What you will do
Output everything in the listing exactly, with no line missing.

Provided records
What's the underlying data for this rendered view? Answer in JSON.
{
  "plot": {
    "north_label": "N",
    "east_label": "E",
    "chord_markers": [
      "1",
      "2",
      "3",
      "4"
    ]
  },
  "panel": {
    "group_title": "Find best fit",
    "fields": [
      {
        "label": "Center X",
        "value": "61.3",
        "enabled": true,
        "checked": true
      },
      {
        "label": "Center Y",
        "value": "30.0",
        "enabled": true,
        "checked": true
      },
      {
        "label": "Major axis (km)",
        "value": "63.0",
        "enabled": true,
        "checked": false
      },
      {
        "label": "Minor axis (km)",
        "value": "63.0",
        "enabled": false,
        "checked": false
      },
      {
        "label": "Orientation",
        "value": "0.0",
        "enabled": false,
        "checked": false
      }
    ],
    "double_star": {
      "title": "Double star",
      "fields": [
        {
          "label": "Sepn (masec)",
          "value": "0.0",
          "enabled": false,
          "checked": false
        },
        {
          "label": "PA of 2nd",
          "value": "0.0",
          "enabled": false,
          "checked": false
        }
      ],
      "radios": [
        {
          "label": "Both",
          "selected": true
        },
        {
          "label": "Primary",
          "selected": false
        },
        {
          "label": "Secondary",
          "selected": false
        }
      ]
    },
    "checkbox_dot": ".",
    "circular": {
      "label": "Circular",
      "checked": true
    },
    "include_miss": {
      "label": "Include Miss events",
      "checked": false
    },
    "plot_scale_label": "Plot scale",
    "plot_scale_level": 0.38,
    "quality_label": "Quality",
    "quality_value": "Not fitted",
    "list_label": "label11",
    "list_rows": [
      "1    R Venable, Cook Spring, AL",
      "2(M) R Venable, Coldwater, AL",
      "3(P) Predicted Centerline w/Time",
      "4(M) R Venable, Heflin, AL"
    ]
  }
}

Task answer
What's the underlying data for this rendered view? Answer in JSON.
{
  "plot": {
    "north_label": "N",
    "east_label": "E",
    "chord_markers": [
      "1",
      "2",
      "3",
      "4"
    ]
  },
  "panel": {
    "group_title": "Find best fit",
    "fields": [
      {
        "label": "Center X",
        "value": "61.3",
        "enabled": true,
        "checked": true
      },
      {
        "label": "Center Y",
        "value": "30.0",
        "enabled": true,
        "checked": true
      },
      {
        "label": "Major axis (km)",
        "value": "63.0",
        "enabled": true,
        "checked": false
      },
      {
        "label": "Minor axis (km)",
        "value": "63.0",
        "enabled": false,
        "checked": false
      },
      {
        "label": "Orientation",
        "value": "0.0",
        "enabled": false,
        "checked": false
      }
    ],
    "double_star": {
      "title": "Double star",
      "fields": [
        {
          "label": "Sepn (masec)",
          "value": "0.0",
          "enabled": false,
          "checked": false
        },
        {
          "label": "PA of 2nd",
          "value": "0.0",
          "enabled": false,
          "checked": false
        }
      ],
      "radios": [
        {
          "label": "Both",
          "selected": true
        },
        {
          "label": "Primary",
          "selected": false
        },
        {
          "label": "Secondary",
          "selected": false
        }
      ]
    },
    "checkbox_dot": ".",
    "circular": {
      "label": "Circular",
      "checked": true
    },
    "include_miss": {
      "label": "Include Miss events",
      "checked": false
    },
    "plot_scale_label": "Plot scale",
    "plot_scale_level": 0.38,
    "quality_label": "Quality",
    "quality_value": "Not fitted",
    "list_label": "label11",
    "list_rows": [
      "1    R Venable, Cook Spring, AL",
      "2(M) R Venable, Coldwater, AL",
      "3(P) Predicted Centerline w/Time",
      "4(M) R Venable, Heflin, AL"
    ]
  }
}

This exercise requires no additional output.